(Task data Opens)
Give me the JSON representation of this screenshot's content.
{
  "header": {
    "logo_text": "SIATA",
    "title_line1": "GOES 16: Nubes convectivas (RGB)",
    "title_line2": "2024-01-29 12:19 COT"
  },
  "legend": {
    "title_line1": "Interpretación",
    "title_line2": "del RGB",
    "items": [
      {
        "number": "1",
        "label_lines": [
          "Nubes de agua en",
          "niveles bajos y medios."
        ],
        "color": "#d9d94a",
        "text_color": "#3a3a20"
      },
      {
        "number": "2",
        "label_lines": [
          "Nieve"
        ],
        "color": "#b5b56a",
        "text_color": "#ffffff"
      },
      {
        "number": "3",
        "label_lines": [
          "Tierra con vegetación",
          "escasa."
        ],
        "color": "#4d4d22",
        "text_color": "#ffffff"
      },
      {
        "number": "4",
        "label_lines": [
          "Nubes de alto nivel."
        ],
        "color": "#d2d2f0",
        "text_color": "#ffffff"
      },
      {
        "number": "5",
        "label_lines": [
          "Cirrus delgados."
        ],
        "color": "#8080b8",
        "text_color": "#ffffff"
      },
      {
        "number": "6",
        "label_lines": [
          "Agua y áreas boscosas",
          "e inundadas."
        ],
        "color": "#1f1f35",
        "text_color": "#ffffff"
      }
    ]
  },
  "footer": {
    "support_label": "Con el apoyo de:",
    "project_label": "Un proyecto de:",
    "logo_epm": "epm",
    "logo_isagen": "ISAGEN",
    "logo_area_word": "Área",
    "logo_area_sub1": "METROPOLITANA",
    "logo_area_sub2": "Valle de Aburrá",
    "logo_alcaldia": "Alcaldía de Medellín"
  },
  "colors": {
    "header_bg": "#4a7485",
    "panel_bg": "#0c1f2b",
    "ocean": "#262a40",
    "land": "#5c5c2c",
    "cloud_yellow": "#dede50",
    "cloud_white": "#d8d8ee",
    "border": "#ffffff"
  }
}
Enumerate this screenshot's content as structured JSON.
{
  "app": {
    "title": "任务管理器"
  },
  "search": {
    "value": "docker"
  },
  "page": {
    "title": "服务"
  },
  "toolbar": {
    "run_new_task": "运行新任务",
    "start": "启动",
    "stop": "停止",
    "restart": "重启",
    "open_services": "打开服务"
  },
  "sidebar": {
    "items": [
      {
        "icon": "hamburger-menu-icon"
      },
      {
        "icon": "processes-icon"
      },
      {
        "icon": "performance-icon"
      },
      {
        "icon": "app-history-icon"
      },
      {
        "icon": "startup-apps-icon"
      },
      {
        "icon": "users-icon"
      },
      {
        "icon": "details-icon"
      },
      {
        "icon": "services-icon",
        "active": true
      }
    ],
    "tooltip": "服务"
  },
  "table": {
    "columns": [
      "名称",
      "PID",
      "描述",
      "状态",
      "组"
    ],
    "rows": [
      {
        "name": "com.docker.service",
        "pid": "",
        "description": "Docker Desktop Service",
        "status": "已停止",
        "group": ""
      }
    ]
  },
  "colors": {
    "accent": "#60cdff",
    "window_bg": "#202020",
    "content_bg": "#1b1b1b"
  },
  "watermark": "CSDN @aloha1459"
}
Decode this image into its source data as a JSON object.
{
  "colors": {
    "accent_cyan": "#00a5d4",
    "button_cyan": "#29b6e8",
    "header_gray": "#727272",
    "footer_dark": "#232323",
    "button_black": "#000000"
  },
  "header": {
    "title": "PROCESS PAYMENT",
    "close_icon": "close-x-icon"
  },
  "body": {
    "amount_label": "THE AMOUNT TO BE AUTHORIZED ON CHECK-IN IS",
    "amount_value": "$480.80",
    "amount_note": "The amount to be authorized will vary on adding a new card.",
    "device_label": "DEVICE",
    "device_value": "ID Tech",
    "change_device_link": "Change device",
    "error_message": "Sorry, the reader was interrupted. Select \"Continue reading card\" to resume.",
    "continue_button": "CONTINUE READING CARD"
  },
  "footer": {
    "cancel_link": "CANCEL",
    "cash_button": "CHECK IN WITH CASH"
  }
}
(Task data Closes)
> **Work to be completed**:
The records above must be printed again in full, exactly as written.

> **Written answer**:
Give me the JSON representation of this screenshot's content.
{
  "header": {
    "logo_text": "SIATA",
    "title_line1": "GOES 16: Nubes convectivas (RGB)",
    "title_line2": "2024-01-29 12:19 COT"
  },
  "legend": {
    "title_line1": "Interpretación",
    "title_line2": "del RGB",
    "items": [
      {
        "number": "1",
        "label_lines": [
          "Nubes de agua en",
          "niveles bajos y medios."
        ],
        "color": "#d9d94a",
        "text_color": "#3a3a20"
      },
      {
        "number": "2",
        "label_lines": [
          "Nieve"
        ],
        "color": "#b5b56a",
        "text_color": "#ffffff"
      },
      {
        "number": "3",
        "label_lines": [
          "Tierra con vegetación",
          "escasa."
        ],
        "color": "#4d4d22",
        "text_color": "#ffffff"
      },
      {
        "number": "4",
        "label_lines": [
          "Nubes de alto nivel."
        ],
        "color": "#d2d2f0",
        "text_color": "#ffffff"
      },
      {
        "number": "5",
        "label_lines": [
          "Cirrus delgados."
        ],
        "color": "#8080b8",
        "text_color": "#ffffff"
      },
      {
        "number": "6",
        "label_lines": [
          "Agua y áreas boscosas",
          "e inundadas."
        ],
        "color": "#1f1f35",
        "text_color": "#ffffff"
      }
    ]
  },
  "footer": {
    "support_label": "Con el apoyo de:",
    "project_label": "Un proyecto de:",
    "logo_epm": "epm",
    "logo_isagen": "ISAGEN",
    "logo_area_word": "Área",
    "logo_area_sub1": "METROPOLITANA",
    "logo_area_sub2": "Valle de Aburrá",
    "logo_alcaldia": "Alcaldía de Medellín"
  },
  "colors": {
    "header_bg": "#4a7485",
    "panel_bg": "#0c1f2b",
    "ocean": "#262a40",
    "land": "#5c5c2c",
    "cloud_yellow": "#dede50",
    "cloud_white": "#d8d8ee",
    "border": "#ffffff"
  }
}
Enumerate this screenshot's content as structured JSON.
{
  "app": {
    "title": "任务管理器"
  },
  "search": {
    "value": "docker"
  },
  "page": {
    "title": "服务"
  },
  "toolbar": {
    "run_new_task": "运行新任务",
    "start": "启动",
    "stop": "停止",
    "restart": "重启",
    "open_services": "打开服务"
  },
  "sidebar": {
    "items": [
      {
        "icon": "hamburger-menu-icon"
      },
      {
        "icon": "processes-icon"
      },
      {
        "icon": "performance-icon"
      },
      {
        "icon": "app-history-icon"
      },
      {
        "icon": "startup-apps-icon"
      },
      {
        "icon": "users-icon"
      },
      {
        "icon": "details-icon"
      },
      {
        "icon": "services-icon",
        "active": true
      }
    ],
    "tooltip": "服务"
  },
  "table": {
    "columns": [
      "名称",
      "PID",
      "描述",
      "状态",
      "组"
    ],
    "rows": [
      {
        "name": "com.docker.service",
        "pid": "",
        "description": "Docker Desktop Service",
        "status": "已停止",
        "group": ""
      }
    ]
  },
  "colors": {
    "accent": "#60cdff",
    "window_bg": "#202020",
    "content_bg": "#1b1b1b"
  },
  "watermark": "CSDN @aloha1459"
}
Decode this image into its source data as a JSON object.
{
  "colors": {
    "accent_cyan": "#00a5d4",
    "button_cyan": "#29b6e8",
    "header_gray": "#727272",
    "footer_dark": "#232323",
    "button_black": "#000000"
  },
  "header": {
    "title": "PROCESS PAYMENT",
    "close_icon": "close-x-icon"
  },
  "body": {
    "amount_label": "THE AMOUNT TO BE AUTHORIZED ON CHECK-IN IS",
    "amount_value": "$480.80",
    "amount_note": "The amount to be authorized will vary on adding a new card.",
    "device_label": "DEVICE",
    "device_value": "ID Tech",
    "change_device_link": "Change device",
    "error_message": "Sorry, the reader was interrupted. Select \"Continue reading card\" to resume.",
    "continue_button": "CONTINUE READING CARD"
  },
  "footer": {
    "cancel_link": "CANCEL",
    "cash_button": "CHECK IN WITH CASH"
  }
}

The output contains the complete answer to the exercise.